Where to next, then, for the dissolute son of an esteemed educator and grandson of a celebrated poet? Perhaps some family strings were pulled. In an unusual move for the time, Coleridge was admitted to Jesus College, Cambridge, on 3 July 1850. His admission was based on the recommendation of the Reverend Richard William Jelf, principal of the young man’s former school, King’s College. Coleridge’s paternal grandfather had studied at Jesus College and his father was a student at another Cambridge college, St John’s. In a further anomaly for this era, Coleridge’s entry in Alumni Cantabrigiensis records no county of residence, nor is a place or date of birth provided. It is as if the young man slunk incognito into ‘the other place’.

He may also have slunk out again rather quickly. Although Alumni Cantabrigiensis confers on Coleridge the degree status ‘Bachelor of Arts’ in 1853, it is quite possible he did not successfully complete his studies and was not even still in England by that time. His name does not appear in the 1851 UK Census, but it is included in the list of ‘Passengers Inwards’ who arrived  at Port Adelaide on board the Thomas Chadwick on 8 March 1851. The ship had left London in November 1850.

Adelaide Times. 10 March 1851, p. 2.

Adelaide Times. 10 March 1851, p. 2.

Exile in the Antipodes

With his family probably in equal parts embarrassed and demoralised by his ongoing recklessness, Coleridge had been ‘packed off to Adelaide with a comfortable sum of money to try and be steady in the antipodes’. But it seems ‘the glorious climate of the sunny south was too intoxicating’ and Coleridge’s money was soon gone. The Register’s correspondent says that within a year the profligate youth had to ‘fall back upon his own resources and his university career’.

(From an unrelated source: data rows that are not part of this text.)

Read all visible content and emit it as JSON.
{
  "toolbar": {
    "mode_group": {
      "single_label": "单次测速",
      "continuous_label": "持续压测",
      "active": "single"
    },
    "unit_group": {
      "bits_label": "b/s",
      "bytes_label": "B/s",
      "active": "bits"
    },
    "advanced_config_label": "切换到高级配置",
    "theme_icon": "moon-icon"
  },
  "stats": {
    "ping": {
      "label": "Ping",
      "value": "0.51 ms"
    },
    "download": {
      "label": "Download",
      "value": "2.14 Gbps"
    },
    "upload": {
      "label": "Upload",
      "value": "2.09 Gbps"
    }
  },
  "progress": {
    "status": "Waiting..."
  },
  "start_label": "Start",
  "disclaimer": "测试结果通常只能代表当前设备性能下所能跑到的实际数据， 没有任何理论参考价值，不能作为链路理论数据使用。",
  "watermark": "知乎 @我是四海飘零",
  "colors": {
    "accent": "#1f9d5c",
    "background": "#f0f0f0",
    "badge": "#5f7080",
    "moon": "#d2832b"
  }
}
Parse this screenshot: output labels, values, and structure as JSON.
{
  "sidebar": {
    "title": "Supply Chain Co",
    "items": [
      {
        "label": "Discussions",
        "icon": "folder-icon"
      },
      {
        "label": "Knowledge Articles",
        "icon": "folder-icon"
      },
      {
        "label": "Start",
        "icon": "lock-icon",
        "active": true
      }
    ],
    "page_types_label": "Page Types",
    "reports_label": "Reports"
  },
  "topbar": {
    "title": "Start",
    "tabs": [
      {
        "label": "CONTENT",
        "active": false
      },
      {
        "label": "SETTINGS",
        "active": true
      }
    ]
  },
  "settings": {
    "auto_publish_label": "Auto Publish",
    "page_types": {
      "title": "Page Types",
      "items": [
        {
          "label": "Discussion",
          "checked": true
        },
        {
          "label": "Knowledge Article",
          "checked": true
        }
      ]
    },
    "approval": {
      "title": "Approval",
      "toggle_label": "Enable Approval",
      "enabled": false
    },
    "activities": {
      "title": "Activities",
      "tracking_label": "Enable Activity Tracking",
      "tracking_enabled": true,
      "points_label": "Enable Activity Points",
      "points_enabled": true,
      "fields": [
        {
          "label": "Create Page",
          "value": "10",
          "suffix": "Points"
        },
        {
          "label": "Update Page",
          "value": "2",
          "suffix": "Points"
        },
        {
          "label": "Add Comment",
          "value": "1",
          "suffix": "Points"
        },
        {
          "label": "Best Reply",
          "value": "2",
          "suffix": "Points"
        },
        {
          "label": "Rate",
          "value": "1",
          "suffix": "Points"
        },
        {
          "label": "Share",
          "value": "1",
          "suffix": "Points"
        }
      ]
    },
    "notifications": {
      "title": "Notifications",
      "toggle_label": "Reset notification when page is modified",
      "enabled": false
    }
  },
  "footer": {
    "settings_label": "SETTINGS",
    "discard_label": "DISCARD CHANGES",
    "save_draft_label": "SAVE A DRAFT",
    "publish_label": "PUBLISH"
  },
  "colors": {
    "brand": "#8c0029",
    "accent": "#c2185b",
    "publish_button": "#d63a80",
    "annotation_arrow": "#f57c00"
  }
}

Initially, ‘his own resources’ seem to have offered limited opportunities. I’ll let the Register‘s correspondent continue the tale: ‘Within a year after Coleridge’s sailing, a young clergyman went also to Adelaide, and he was asked by relations to give an eye to this mad, wild fellow. Shortly after landing he took the opportunity in the Bishop’s Palace to ask Dr. Short if he happened to know anything of Coleridge. “Come to this window,” said the Bishop. “Do you see that heap of stones?” he continued; “well, if you had been here a week ago you would have seen Derwent Coleridge breaking them.”

Where to next for this young man cast off by his English family? Did he remember his godmother’s plea to respect his ‘honoured name’ and do nothing of which Samuel Taylor Coleridge would have disapproved? (Although, it must be said, ST’s well-known opium addiction gave his grandson some latitude.) Did he, at least for a time, re-shape his life according to respectable norms? Or did the intoxicating climate of the ‘sunny south’ seduce him into further drunkenness and dishevelment? Here’s a hint:

Geelong Grammar School advertisement_Argus_4 July 1859, p.8

The Argus. 4 July 1859, p. 8.

Not what you were expecting?

Stay tuned for Part II of Derwent Moultrie Coleridge’s peripatetic antipodean tale.

Links and Sources